'''
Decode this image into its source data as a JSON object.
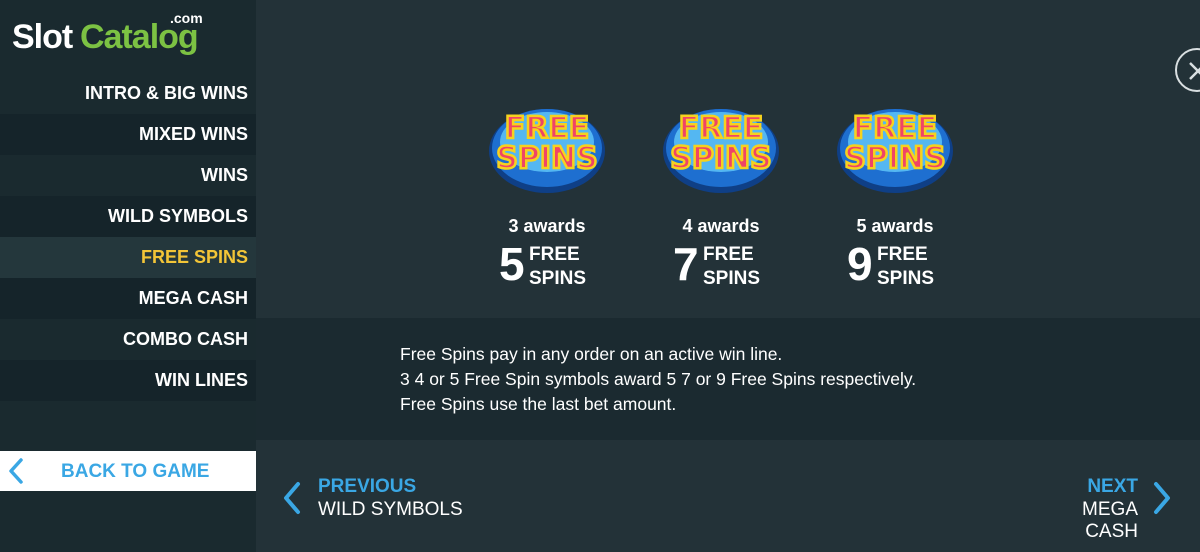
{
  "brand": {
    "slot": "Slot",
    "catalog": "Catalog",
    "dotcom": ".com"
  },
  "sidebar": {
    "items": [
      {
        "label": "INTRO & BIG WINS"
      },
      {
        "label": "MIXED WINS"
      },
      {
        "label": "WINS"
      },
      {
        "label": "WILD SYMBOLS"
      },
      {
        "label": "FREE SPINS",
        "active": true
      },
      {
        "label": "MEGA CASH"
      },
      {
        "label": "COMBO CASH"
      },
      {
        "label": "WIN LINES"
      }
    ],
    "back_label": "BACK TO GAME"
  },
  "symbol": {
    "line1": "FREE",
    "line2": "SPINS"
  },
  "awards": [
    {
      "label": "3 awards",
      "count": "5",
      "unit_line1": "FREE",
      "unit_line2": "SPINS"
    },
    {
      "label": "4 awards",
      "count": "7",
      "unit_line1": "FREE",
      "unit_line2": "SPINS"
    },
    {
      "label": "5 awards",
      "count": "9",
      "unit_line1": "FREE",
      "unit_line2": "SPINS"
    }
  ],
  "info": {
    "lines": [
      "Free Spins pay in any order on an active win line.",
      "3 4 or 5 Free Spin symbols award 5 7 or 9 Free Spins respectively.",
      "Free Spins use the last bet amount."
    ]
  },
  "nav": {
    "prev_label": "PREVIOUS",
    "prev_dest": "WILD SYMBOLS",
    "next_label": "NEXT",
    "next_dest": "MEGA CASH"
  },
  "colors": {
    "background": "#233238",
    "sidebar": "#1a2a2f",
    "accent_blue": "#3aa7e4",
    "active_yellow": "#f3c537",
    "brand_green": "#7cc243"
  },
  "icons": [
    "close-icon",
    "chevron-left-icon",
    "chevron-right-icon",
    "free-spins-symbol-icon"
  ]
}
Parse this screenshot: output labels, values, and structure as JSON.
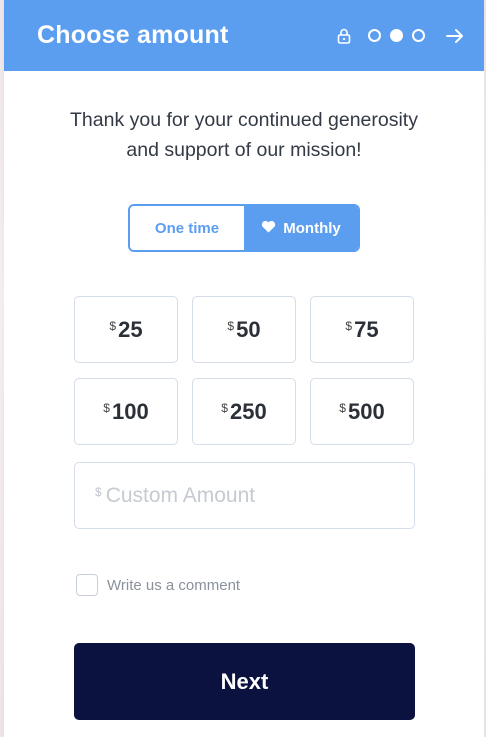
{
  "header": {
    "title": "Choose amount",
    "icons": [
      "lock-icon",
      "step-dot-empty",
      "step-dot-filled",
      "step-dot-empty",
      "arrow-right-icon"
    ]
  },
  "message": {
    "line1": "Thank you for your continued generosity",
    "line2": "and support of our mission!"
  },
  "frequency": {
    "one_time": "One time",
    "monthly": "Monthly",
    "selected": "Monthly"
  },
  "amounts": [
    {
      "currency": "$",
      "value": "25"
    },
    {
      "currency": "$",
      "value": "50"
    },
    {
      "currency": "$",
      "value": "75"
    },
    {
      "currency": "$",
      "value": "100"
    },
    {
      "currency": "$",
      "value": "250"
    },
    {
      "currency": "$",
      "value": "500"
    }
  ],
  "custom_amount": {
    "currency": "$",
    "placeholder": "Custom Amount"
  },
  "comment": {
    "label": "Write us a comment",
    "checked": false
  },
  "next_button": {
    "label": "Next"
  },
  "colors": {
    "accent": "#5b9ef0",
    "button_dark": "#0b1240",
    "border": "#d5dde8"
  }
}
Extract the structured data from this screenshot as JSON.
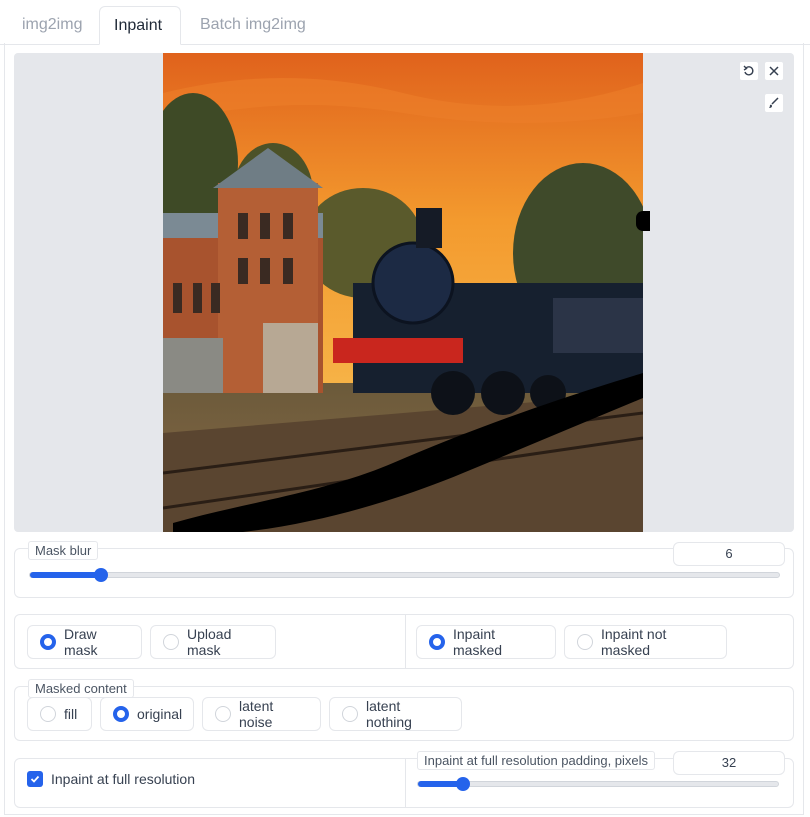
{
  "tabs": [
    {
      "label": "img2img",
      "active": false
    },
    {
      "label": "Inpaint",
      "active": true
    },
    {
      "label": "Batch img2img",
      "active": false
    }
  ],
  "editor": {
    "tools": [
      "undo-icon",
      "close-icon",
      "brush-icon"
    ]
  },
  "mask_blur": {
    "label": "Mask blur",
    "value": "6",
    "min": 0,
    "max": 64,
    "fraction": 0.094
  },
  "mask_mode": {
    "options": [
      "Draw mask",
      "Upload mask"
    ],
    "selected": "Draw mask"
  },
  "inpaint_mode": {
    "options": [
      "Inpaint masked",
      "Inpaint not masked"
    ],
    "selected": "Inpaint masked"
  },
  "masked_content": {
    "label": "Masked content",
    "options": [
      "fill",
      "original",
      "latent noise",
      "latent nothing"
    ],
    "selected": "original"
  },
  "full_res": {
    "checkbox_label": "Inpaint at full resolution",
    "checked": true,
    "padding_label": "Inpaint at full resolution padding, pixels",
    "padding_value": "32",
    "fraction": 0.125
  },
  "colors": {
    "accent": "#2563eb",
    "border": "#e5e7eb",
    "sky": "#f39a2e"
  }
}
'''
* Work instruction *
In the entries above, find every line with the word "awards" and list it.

* Finished task *
  "awards": [
      "label": "3 awards",
      "label": "4 awards",
      "label": "5 awards",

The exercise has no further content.